- Most notably by Michael Walker in Movie, no. 34–35 (UK), pp. 31–47; see also Lucy Fischer, “Sirk and the Figure of the Actress: All I Desire” in Film Criticism, vol. XXIII, nos 2–3 (a special Sirk issue), pp. 136–149.
- Jeanine Basinger, “The Lure of the Gilded Cage” in Bright Lights, Winter 1977–78 (an issue devoted to Sirk), pp. 16–19; Michael Stern, Douglas Sirk, Twayne, 1979, pp. 111–134; & Amy Lawrence, “Trapped in a Tomb of Their Own Making: Max Ophuls’ The Reckless Moment and Douglas Sirk’s There’s Always Tomorrow, in Film Criticism, vol. XXIII, nos 2–3, pp. 136–149.
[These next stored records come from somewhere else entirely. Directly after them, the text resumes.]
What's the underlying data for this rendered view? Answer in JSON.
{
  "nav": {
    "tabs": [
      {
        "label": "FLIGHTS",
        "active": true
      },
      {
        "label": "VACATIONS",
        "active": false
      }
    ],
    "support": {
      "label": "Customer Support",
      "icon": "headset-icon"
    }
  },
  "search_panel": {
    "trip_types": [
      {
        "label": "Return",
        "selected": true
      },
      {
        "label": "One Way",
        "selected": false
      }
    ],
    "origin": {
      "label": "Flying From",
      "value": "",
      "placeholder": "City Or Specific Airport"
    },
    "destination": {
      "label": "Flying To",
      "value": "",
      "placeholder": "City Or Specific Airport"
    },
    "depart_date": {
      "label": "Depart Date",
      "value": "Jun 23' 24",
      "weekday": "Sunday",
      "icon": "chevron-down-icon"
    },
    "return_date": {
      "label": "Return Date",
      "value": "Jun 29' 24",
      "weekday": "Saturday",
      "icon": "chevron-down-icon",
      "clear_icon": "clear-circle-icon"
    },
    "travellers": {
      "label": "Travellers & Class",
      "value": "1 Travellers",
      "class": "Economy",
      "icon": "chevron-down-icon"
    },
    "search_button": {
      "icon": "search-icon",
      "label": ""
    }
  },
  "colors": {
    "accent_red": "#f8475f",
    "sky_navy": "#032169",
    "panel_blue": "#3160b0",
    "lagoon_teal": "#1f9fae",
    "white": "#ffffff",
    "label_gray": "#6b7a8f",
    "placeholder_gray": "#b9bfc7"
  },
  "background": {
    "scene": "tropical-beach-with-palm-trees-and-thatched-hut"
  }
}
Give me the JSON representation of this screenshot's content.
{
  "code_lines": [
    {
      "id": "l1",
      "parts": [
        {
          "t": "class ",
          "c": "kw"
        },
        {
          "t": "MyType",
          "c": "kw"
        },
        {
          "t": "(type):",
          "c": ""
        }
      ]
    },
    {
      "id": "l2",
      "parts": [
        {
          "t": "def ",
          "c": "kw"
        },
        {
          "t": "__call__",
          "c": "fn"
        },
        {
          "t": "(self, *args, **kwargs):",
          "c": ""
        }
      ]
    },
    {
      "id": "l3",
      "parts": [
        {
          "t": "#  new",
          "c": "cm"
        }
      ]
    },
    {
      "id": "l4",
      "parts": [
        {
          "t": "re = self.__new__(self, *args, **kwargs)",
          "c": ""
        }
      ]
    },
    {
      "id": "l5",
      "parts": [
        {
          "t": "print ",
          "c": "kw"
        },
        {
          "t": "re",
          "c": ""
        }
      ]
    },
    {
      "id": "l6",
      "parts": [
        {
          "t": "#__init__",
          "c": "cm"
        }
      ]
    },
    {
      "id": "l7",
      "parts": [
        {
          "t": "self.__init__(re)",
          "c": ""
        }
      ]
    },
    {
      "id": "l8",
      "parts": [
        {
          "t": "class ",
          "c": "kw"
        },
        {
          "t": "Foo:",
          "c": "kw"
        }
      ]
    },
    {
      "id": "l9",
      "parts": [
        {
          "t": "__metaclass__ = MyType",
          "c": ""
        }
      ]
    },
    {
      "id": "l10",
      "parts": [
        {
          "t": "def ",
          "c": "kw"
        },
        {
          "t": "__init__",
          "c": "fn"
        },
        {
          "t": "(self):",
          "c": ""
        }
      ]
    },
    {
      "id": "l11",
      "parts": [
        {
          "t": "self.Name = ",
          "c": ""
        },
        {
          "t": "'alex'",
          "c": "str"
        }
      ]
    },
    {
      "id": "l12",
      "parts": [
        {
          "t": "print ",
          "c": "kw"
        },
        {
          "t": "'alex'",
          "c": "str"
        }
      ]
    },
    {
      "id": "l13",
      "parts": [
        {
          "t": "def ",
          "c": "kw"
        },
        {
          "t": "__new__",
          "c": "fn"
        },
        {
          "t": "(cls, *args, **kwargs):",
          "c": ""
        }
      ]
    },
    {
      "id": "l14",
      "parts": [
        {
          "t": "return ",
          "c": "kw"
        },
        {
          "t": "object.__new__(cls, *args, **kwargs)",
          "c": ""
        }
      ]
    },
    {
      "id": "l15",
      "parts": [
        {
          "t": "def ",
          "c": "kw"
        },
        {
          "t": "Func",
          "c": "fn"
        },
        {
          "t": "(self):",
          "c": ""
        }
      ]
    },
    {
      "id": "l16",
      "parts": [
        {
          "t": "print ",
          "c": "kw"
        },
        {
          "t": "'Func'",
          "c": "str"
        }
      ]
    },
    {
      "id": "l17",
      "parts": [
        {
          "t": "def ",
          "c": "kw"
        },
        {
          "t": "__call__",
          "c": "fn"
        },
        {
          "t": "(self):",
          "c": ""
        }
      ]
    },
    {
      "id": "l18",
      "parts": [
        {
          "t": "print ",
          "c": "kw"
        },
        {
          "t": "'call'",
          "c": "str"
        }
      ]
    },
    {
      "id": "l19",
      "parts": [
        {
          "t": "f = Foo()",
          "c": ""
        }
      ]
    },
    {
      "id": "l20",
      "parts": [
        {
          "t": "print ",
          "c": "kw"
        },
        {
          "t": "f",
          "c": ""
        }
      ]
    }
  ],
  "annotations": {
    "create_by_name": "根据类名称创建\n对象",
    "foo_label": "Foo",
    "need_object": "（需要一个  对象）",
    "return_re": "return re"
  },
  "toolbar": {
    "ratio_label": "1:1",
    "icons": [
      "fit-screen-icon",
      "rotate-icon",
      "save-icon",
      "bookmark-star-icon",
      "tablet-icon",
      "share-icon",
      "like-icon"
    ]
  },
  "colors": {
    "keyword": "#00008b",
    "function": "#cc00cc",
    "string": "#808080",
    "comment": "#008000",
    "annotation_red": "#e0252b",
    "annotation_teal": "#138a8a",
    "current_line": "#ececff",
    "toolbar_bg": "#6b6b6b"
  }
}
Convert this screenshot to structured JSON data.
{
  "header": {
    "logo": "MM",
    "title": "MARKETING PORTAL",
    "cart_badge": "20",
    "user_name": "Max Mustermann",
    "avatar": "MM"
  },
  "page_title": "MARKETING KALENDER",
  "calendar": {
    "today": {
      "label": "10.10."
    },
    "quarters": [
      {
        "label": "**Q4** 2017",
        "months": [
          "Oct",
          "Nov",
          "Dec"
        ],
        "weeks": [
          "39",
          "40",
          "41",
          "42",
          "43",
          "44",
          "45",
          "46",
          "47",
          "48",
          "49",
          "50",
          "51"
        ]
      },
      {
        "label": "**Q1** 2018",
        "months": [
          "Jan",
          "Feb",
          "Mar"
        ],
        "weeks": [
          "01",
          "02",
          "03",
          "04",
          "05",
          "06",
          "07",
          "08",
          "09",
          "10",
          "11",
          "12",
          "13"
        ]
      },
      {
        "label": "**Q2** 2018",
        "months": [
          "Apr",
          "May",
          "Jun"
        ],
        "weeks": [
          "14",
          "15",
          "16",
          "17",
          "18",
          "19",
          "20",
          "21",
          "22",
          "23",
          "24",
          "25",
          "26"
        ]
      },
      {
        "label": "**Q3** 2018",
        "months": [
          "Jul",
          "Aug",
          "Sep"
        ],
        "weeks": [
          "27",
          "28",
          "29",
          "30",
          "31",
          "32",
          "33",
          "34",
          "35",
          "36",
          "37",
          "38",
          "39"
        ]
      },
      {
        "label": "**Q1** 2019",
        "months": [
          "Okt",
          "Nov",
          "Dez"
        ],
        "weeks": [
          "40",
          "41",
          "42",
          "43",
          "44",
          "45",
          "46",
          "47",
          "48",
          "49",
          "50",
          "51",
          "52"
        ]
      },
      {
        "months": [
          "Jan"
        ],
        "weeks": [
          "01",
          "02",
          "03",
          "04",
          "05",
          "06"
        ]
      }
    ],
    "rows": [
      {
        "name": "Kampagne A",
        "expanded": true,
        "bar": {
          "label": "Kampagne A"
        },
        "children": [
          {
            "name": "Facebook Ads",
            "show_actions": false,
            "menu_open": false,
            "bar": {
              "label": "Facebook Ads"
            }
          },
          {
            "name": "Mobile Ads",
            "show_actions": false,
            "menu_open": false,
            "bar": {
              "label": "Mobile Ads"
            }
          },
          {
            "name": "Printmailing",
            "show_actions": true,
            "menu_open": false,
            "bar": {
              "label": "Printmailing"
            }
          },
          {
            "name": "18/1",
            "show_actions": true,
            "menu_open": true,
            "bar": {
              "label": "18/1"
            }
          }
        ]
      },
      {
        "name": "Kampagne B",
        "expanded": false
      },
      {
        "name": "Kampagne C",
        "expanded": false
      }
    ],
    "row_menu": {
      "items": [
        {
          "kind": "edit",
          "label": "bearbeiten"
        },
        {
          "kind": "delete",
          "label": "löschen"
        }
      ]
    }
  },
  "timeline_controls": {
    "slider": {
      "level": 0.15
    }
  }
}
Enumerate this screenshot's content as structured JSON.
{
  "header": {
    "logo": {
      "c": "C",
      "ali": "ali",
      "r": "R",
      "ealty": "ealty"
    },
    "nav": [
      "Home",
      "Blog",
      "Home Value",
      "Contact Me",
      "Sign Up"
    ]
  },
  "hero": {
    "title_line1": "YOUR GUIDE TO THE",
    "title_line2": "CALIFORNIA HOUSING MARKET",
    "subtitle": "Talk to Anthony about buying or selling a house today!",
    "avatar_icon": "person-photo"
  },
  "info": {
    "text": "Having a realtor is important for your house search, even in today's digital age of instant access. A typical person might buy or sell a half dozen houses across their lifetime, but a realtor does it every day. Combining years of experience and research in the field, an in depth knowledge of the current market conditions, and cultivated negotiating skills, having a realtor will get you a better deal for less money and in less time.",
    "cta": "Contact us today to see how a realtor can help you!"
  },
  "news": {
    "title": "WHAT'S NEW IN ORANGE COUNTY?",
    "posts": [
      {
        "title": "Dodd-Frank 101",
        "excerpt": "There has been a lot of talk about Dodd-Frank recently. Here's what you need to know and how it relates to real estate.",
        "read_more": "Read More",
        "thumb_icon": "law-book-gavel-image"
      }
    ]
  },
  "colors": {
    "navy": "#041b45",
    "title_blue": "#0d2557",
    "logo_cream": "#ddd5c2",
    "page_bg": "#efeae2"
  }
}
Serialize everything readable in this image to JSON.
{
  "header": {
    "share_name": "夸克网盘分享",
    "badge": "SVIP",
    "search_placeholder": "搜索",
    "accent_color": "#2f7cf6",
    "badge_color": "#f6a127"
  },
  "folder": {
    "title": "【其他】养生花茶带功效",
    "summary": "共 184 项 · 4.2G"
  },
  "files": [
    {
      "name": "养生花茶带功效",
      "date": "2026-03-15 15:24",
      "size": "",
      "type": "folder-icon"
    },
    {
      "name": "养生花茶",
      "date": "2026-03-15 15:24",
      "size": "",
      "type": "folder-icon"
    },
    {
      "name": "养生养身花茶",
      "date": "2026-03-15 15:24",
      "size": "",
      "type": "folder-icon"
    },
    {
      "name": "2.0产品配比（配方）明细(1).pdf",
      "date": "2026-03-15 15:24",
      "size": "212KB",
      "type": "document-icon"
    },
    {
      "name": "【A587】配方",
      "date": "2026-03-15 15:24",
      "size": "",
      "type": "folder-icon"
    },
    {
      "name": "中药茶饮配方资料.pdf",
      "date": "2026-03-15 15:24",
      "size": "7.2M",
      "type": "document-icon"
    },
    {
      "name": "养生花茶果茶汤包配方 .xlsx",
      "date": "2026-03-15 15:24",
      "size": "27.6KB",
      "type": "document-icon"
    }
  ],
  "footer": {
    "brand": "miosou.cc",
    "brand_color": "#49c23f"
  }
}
- Jean-Luc Godard’s review of the film is translated into English in Tom Milne (ed.), Godard on Godard, Da Capo Press Inc., 1972, pp. 134–139; see also my article in The Australian Journal of Screen Theory, 1976, no. 4, pp. 49–57.
- See the collection of articles in Film Criticism, vol. XXIII, nos 2–3, pp. 1–94.
- Much of my research on Sirk and his work was done during the second half of the 1970s and belated thanks are due to Robert E. Smith and John Belton in New York, and the National Film Archive in London for their assistance. And, also belatedly, to Jon Halliday, Jean-Loup Bourget, Robin Wood, John Anderson and Virginia Soukup for their support and advice.
- Halliday’s second edition suggests that Sirk was, in fact, born in 1897 (citing his passport as evidence).
- He and Hilde were always eager to hear news of others who had followed the same route to his door that I had. I think the Sirks figured us as a small group of friends who took it in turns to visit them, rather than admirers from different sides of the world who, for the most part, had only them in common.